Though not readily apparent, in this show both artists present works reliant upon a network of earlier, interrelated works and ask the viewer to solve the puzzle, to burrow into their histories and through the knot of ideas they’ve both built over recent years. In Whitaker’s case this takes the shape of a written work in progress. All his contributions to the show are the belongings of the book’s dead protagonist. For both artists this process of occlusion and revelation is an invitation or a provocation to activity. “Go-ahead,” they seem to say, “exert your intellect, look it up, and be rewarded.”

Secondly, the curatorial issues that threaten to haunt the show are resolved on a few fronts. The limited thematic and formal links that do exist – the jagged landscapes of Yosemite and Carrara; Michaelangelo’s marble and Jerrom’s childhood Mutant Ninja Turtle night light; their shared preoccupation with mortality – negate any accusation of an oil-and-water separation of the two artists’ work, leaving them loosely threaded together instead.

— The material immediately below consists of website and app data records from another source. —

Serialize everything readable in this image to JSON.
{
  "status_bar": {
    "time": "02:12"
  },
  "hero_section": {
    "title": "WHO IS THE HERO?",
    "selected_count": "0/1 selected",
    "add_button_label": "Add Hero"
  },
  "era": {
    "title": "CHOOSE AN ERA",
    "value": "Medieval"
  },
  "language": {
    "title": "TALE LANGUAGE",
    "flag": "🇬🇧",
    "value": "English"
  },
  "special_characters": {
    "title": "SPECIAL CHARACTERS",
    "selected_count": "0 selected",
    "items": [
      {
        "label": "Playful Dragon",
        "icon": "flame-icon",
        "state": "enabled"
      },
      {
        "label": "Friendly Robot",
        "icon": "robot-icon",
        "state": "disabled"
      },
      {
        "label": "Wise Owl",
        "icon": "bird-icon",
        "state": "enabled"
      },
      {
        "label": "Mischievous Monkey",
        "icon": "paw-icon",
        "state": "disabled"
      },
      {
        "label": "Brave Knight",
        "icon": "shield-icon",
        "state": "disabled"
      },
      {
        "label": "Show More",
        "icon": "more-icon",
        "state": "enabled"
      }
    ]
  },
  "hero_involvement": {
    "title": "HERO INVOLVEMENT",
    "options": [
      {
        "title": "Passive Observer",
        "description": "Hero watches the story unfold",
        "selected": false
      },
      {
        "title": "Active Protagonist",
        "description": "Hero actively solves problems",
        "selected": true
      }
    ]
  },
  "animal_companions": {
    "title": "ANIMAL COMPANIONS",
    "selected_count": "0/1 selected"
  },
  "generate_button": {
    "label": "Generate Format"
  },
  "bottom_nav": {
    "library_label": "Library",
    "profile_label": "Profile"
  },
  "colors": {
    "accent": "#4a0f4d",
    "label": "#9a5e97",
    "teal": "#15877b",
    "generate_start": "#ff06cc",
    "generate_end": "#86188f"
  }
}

These two close friends have worked closely, if casually, to develop these connections.

But there is also a wilful disregard for any sense of coherence that might have been offered by collaborative works. Whitaker and Jerrom have produced work as a pair before but no such work is shown at CBS. This is explored by the bin bags floating in the eaves of the gallery. They correlate with the mysterious line of black blanks on the gallery guide, as if words have been censored. Contained in these bags are helium balloons spelling “You Only Live Once”, the title of the work hidden behind the text’s black occlusions. It is an extension, by Jerrom, of his earlier shared work with Whitaker exhibited at Blip Blip Blip in Leeds in 2013. By obfuscating the balloons Jerrom asks us to uncover them and so questions the value of the easily readable art object while actively veiling the sort of easily readable duo gesture that would have been present in a collaborative work.

Ultimately, this work is a summary expression of Whitaker and Jerrom’s refusal to engage with what we might expect from a conventional duo show. Instead it points to greater concerns shared by both artists, namely: the holistic understanding of their diverse body of work and the necessary affirmation of the viewer’s vital role in the continuing development of contemporary and conceptual art. Though they tempt some significant criticisms in the show, this is a valuable message from the artists, hard-won by the viewer, and to the continuing credit of CBS.

 

Sean Ketteringham is a writer and postgraduate student based in London and Liverpool.

Twitter: @seeanate // Instagram: @seeanate